Posted by Shawn on Wednesday, January 15, 2014 at 8:02am.
Your relation could be linear:
using (3/2 , 17,6) and (3, 13/3)
slope = (17/6 - 13/3)/(3/2 - 3) = (-3/2) / (-3/2) = 1
y - 13/3 = 1(x-3)
3y - 13 = 3x-9
3x - 3y = -4
now plug in the given input as x or the given output as y
e.g input = x = 11/4
3(11/4) - 3y = -4
times 4
33 - 12y = -16
-12y = -49
y = -49/-12 = 49/12
do the remaining one in the same way
your relation could have been quadratic:
let's make (3,13/3) the vertex
then
y = a(x-3)^2 + 13/3
but (3/2 , 17/6) lies on it
17/6 = a(3/2 - 3)^2 + 13/3
17/6 = a(9/4) + 13/3
times 12
34 = 27a + 52
27a = -18
a = -18/27 = 2/3
so it could have been
y = (2/3)(x-3)^2 + 13/3
There could have been an infinite number of possible quadratics, not to mention, we could have made it into a cubic, etc.
Hmmm.
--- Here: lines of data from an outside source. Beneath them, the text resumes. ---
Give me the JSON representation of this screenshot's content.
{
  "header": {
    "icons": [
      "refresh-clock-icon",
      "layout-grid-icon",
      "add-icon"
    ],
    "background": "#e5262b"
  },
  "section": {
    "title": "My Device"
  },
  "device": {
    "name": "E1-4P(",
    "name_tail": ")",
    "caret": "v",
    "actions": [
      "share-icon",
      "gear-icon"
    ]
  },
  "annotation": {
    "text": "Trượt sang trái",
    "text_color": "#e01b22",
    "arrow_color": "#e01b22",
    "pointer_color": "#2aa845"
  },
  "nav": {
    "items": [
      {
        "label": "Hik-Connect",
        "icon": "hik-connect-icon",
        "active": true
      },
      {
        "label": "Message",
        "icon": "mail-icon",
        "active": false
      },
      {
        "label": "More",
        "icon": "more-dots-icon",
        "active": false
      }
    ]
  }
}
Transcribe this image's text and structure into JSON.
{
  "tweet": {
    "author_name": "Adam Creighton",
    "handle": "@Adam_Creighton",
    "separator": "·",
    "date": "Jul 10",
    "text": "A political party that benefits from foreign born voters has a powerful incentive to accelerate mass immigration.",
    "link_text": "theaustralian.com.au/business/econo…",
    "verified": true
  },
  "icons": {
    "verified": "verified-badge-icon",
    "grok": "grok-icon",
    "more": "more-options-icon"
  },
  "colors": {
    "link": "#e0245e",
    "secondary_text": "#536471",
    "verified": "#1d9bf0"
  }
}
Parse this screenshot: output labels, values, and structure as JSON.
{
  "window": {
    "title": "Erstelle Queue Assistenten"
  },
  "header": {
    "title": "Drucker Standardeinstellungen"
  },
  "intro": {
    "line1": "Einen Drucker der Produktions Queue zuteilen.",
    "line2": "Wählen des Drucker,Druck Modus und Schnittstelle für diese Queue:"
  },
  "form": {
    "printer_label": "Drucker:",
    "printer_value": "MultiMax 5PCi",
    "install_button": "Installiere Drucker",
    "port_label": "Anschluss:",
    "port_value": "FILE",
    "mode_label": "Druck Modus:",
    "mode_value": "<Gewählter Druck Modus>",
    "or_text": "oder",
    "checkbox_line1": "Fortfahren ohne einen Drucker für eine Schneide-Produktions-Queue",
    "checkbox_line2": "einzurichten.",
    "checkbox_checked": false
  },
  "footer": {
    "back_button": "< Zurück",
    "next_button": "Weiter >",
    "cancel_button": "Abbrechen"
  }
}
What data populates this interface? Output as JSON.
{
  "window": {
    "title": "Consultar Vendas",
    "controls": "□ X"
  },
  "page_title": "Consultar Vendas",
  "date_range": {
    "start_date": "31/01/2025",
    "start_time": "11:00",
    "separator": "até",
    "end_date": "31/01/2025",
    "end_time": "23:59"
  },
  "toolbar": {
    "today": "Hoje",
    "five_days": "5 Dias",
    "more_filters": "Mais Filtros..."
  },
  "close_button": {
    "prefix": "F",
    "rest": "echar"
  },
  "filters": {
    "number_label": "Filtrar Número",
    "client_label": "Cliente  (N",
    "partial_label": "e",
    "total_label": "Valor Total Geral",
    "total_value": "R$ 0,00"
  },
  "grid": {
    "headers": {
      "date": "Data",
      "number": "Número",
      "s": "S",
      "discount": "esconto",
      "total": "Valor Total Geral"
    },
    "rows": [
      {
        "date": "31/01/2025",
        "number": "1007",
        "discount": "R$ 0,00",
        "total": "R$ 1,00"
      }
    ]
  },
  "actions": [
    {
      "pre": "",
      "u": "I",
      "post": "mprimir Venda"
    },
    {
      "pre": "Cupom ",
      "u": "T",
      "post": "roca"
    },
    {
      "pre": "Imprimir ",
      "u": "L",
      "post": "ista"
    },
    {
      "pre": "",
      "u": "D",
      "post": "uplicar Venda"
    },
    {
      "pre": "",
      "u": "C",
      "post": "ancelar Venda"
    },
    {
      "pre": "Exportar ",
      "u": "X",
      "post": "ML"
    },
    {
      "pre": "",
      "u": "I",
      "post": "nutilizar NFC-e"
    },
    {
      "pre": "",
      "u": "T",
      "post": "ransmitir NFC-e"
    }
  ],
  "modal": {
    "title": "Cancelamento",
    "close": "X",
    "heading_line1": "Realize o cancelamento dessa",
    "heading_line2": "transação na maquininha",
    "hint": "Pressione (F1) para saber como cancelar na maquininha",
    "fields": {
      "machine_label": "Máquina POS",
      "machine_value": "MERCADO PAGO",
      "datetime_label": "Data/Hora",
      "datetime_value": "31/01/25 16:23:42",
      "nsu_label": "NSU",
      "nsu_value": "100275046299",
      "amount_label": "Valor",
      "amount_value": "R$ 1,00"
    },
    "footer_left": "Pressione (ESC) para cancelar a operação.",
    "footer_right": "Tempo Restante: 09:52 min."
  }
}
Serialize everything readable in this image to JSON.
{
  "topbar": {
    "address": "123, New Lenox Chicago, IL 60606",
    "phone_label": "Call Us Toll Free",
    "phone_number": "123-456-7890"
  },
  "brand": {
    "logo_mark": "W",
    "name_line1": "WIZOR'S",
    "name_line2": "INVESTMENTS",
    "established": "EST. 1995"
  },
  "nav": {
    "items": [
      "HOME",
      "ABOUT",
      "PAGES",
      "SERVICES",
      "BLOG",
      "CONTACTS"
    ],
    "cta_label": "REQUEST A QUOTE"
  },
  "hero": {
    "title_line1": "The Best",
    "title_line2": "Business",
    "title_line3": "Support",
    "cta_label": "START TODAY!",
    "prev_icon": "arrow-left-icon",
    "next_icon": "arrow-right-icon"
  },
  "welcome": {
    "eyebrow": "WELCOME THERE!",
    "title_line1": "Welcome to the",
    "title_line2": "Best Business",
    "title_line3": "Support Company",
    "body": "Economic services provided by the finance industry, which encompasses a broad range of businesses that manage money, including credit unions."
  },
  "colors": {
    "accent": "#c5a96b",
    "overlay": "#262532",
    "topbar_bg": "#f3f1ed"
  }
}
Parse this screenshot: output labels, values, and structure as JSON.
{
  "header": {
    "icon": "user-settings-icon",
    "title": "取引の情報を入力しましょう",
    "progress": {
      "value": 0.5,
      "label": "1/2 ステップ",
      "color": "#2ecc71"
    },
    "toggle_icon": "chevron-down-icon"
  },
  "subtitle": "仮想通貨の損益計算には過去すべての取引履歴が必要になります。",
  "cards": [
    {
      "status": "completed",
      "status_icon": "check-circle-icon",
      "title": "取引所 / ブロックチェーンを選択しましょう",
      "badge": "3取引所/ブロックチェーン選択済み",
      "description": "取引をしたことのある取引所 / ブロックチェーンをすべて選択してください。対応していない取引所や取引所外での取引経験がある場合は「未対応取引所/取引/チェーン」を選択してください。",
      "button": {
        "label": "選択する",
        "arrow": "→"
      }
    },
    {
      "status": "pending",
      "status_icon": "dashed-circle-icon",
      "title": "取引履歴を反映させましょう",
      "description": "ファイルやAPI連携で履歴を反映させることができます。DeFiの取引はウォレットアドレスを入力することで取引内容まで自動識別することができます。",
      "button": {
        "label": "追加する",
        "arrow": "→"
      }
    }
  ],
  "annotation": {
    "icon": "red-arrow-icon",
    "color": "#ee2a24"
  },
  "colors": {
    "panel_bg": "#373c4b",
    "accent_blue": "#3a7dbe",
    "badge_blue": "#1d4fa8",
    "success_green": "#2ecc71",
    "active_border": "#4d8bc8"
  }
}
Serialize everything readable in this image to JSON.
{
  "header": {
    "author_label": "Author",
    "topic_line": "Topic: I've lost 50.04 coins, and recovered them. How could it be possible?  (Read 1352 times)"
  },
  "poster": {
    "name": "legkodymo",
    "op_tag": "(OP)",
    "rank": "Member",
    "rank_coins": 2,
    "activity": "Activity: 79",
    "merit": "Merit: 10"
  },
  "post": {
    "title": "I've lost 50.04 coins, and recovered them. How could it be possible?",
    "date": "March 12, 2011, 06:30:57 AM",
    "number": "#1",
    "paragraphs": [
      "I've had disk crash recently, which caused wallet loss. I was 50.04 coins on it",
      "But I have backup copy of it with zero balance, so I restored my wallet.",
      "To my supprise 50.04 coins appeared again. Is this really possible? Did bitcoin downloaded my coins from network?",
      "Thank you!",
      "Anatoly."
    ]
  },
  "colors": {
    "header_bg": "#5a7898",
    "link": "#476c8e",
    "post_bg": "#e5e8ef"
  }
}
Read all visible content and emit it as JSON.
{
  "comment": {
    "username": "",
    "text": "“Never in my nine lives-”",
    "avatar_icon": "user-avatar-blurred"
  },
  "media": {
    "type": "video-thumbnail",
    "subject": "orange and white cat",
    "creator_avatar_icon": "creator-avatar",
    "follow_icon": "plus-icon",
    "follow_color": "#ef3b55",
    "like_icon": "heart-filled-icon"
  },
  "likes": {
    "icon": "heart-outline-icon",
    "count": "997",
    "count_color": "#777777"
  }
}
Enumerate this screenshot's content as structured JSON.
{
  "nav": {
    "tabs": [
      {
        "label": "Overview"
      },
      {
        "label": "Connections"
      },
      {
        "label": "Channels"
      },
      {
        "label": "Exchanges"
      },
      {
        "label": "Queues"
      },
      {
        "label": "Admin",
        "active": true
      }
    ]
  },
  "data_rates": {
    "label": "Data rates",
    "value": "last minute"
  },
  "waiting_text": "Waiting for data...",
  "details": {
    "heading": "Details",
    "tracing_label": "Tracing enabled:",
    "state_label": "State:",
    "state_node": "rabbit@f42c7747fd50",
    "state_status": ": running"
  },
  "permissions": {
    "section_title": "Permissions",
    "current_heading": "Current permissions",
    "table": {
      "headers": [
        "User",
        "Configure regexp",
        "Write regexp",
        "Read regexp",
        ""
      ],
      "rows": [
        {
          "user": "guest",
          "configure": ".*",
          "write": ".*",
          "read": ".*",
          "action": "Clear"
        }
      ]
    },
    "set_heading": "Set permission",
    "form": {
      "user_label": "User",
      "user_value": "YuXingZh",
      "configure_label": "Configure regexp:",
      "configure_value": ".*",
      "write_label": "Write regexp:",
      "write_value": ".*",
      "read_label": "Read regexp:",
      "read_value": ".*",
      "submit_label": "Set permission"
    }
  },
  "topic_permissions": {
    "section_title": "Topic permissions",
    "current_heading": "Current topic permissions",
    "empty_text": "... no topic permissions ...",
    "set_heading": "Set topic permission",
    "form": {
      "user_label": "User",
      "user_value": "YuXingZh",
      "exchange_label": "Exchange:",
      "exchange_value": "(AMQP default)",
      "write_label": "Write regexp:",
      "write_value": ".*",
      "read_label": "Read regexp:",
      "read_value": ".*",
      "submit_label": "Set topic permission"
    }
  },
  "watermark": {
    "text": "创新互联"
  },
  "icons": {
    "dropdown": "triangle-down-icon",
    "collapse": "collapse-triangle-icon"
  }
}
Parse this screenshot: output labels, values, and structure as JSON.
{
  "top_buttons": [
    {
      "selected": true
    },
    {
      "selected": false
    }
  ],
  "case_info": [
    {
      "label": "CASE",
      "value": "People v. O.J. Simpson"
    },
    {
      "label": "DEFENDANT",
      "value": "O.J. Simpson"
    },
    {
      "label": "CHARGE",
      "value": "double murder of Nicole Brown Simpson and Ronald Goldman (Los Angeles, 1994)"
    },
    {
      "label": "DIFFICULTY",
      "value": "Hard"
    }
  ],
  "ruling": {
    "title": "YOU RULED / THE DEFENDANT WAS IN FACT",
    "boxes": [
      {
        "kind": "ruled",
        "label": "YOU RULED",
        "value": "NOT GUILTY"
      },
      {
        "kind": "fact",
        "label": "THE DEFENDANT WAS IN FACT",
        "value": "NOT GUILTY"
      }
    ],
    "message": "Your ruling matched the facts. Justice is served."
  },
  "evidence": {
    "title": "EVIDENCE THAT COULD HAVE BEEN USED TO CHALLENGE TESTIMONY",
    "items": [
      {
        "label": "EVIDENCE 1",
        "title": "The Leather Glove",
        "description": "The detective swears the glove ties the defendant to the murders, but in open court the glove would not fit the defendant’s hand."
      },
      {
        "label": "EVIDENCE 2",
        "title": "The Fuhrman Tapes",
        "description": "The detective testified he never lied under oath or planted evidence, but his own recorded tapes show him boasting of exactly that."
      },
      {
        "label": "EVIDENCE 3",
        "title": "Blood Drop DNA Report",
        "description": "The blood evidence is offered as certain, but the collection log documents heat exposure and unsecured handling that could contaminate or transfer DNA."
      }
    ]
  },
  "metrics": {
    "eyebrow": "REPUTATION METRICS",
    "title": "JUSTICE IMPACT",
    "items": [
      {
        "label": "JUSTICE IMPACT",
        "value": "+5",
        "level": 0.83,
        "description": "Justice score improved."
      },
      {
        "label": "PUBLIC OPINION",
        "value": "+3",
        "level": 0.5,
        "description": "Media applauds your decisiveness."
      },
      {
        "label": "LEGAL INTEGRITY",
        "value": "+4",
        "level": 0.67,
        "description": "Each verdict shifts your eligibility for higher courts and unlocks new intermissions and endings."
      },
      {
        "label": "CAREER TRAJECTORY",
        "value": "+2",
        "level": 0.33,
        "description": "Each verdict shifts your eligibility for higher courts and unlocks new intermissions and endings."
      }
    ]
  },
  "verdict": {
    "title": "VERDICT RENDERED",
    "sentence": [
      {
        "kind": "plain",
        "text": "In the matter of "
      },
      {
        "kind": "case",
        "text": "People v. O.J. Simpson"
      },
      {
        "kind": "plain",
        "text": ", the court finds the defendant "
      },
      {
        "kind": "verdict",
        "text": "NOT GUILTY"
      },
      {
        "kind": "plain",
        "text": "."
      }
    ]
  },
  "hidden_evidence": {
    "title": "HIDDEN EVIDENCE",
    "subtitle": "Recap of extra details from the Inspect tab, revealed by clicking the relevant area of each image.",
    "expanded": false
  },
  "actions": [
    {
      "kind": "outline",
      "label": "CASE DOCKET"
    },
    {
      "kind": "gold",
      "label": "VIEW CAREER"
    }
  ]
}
In general, you cannot fit a quadratic to 4 points. Only a single cubic, but many of higher degree.
Steve, only 2 points were actually given.
(3/2, 17/6)
(3, 13/3)
The others were
(0, ??)
(11/4, ??)
So I could form a unique linear, but an infinite number of quadratics, cubics, etc that pass through those two points.
Once I have an equation, the missing y values of the other 2 points are then found
Oww. My Bad!